- _Problem details_: Which lines in the data below contain the word "this"? Pull each of them out.

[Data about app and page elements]

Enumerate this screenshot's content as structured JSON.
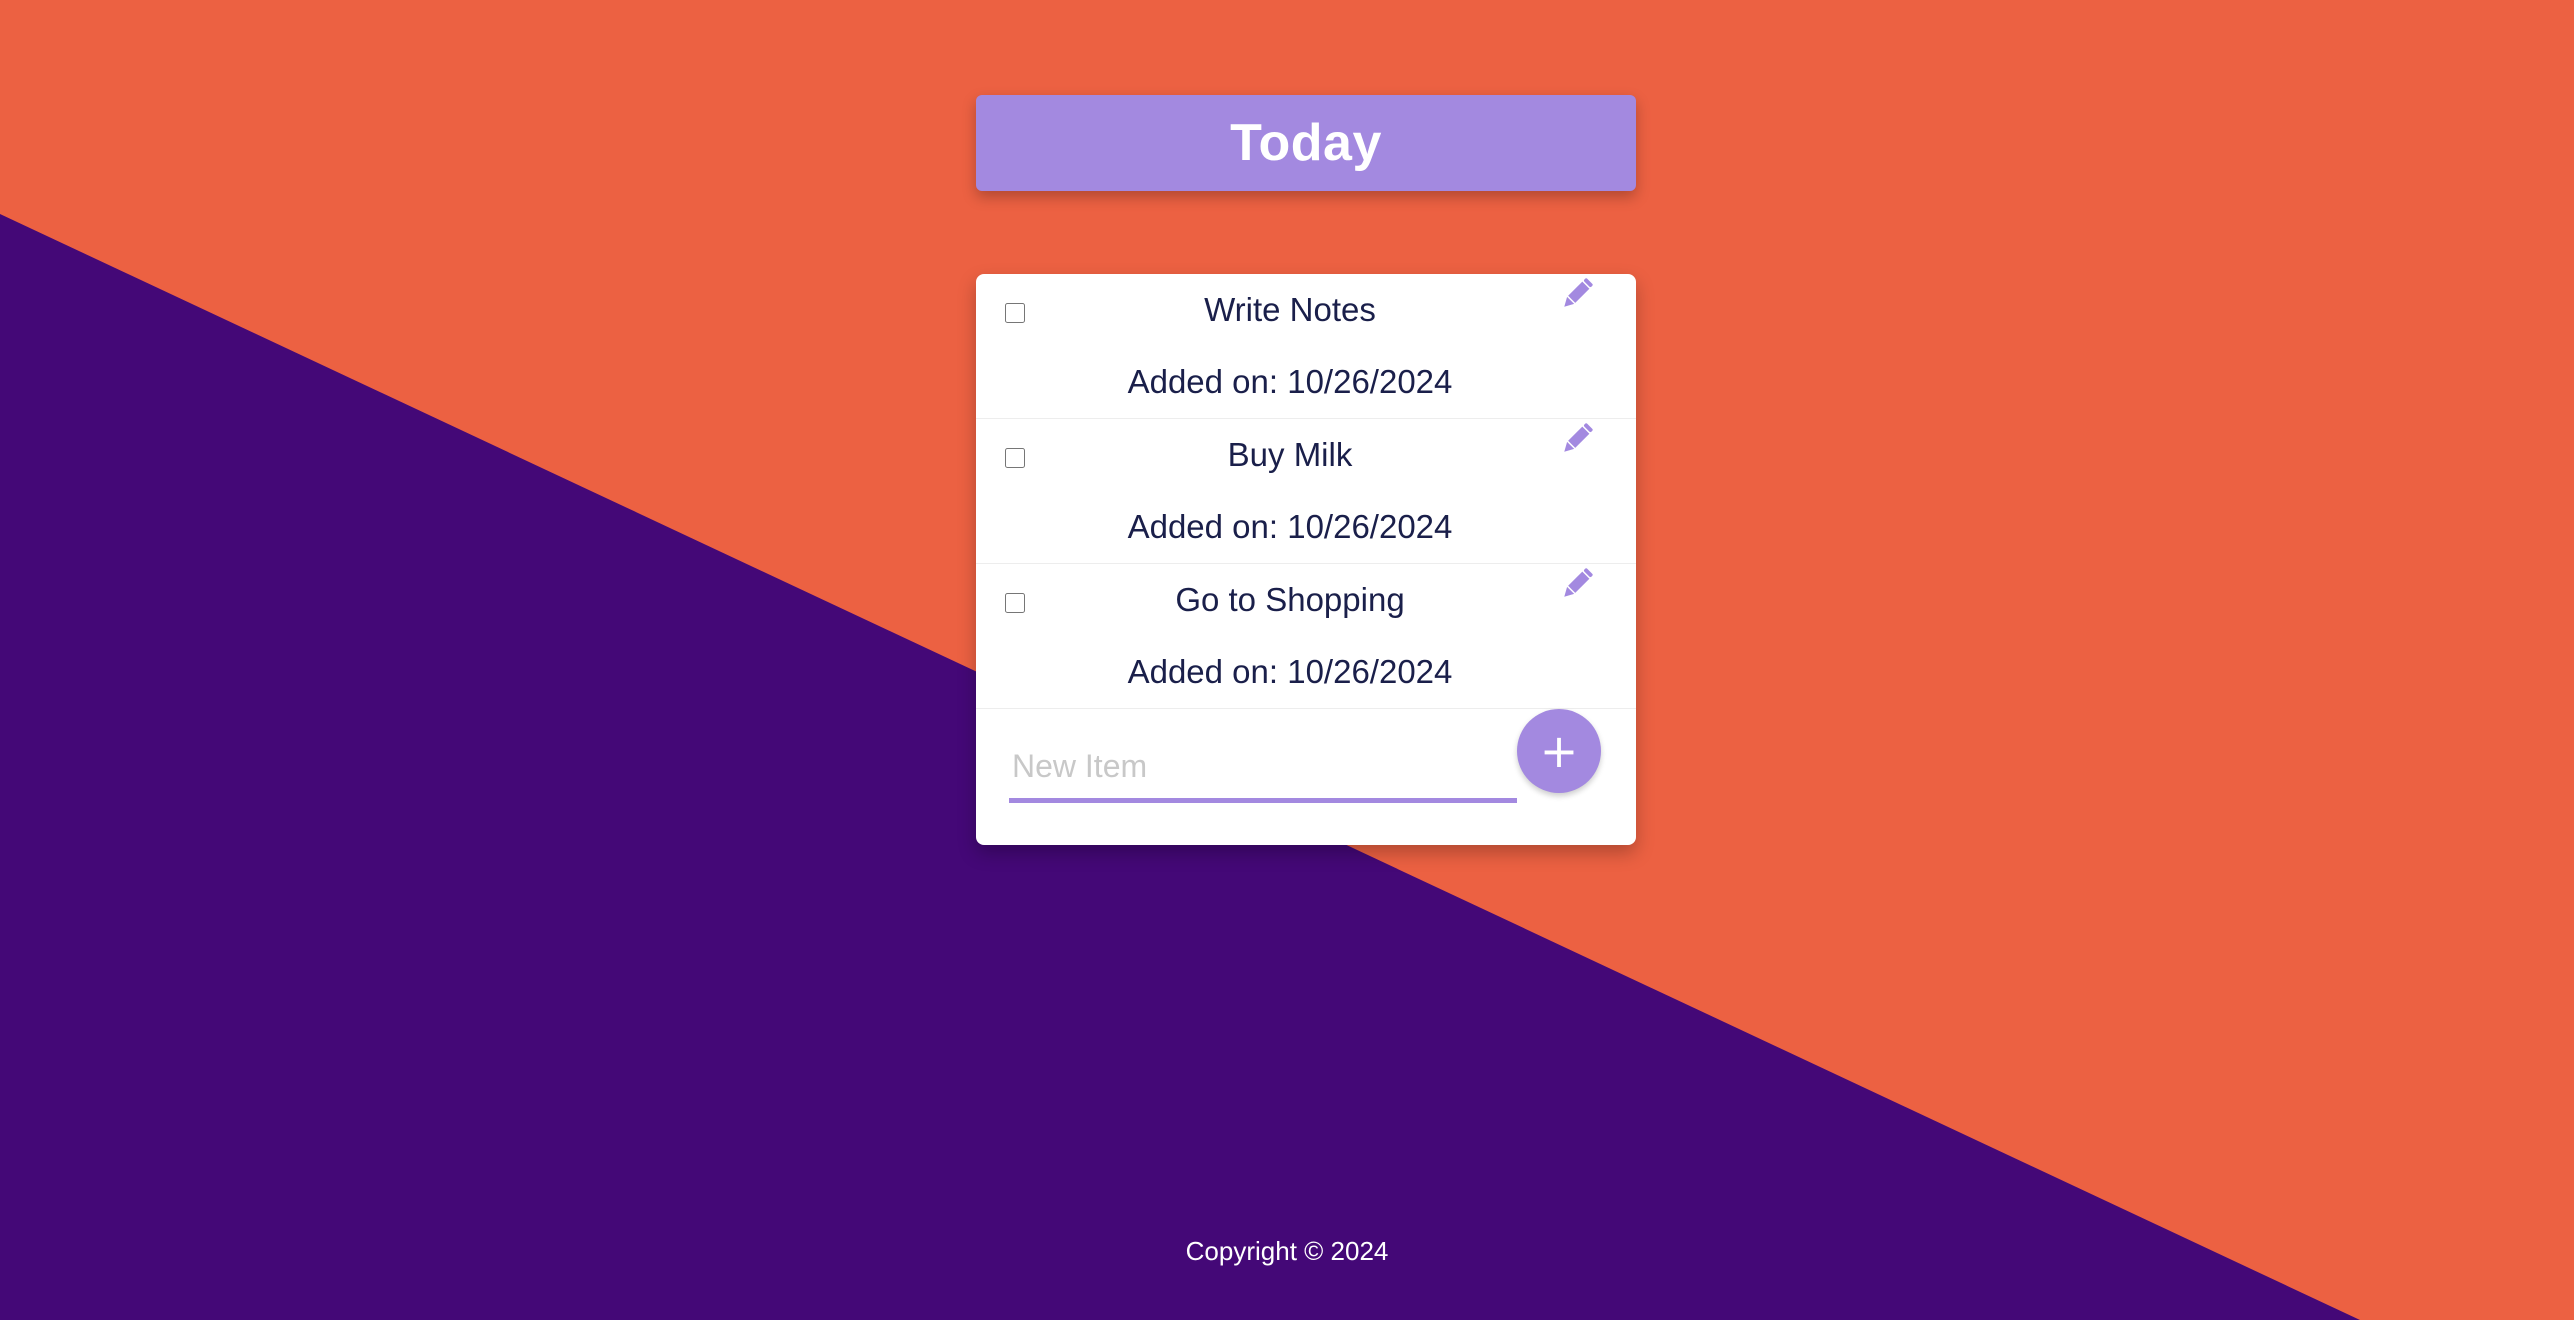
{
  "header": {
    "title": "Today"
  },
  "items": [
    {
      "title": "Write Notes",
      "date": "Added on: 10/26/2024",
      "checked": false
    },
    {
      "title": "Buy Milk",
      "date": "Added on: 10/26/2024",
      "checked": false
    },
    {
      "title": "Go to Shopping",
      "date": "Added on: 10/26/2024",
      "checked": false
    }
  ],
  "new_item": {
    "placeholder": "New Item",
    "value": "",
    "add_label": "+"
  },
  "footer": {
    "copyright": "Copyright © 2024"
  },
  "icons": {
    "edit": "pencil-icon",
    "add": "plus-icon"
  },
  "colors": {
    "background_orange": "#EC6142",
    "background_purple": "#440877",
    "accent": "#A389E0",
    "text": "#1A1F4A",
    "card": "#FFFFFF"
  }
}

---

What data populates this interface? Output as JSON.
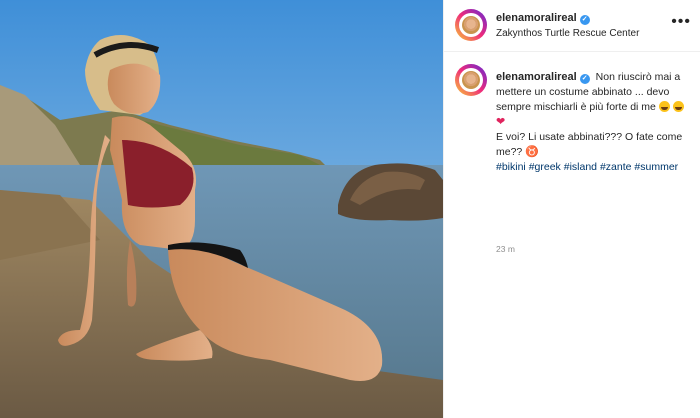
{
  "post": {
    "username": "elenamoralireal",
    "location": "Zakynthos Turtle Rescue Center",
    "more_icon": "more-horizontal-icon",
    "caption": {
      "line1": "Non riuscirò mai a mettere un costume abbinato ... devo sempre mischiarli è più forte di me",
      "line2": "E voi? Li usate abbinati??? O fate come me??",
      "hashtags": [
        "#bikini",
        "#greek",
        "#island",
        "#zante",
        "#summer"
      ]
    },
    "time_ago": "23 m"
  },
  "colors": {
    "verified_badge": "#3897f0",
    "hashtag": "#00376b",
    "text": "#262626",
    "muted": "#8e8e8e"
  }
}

- _Answer to the problem_:
Enumerate this screenshot's content as structured JSON.
What data populates this interface? Output as JSON.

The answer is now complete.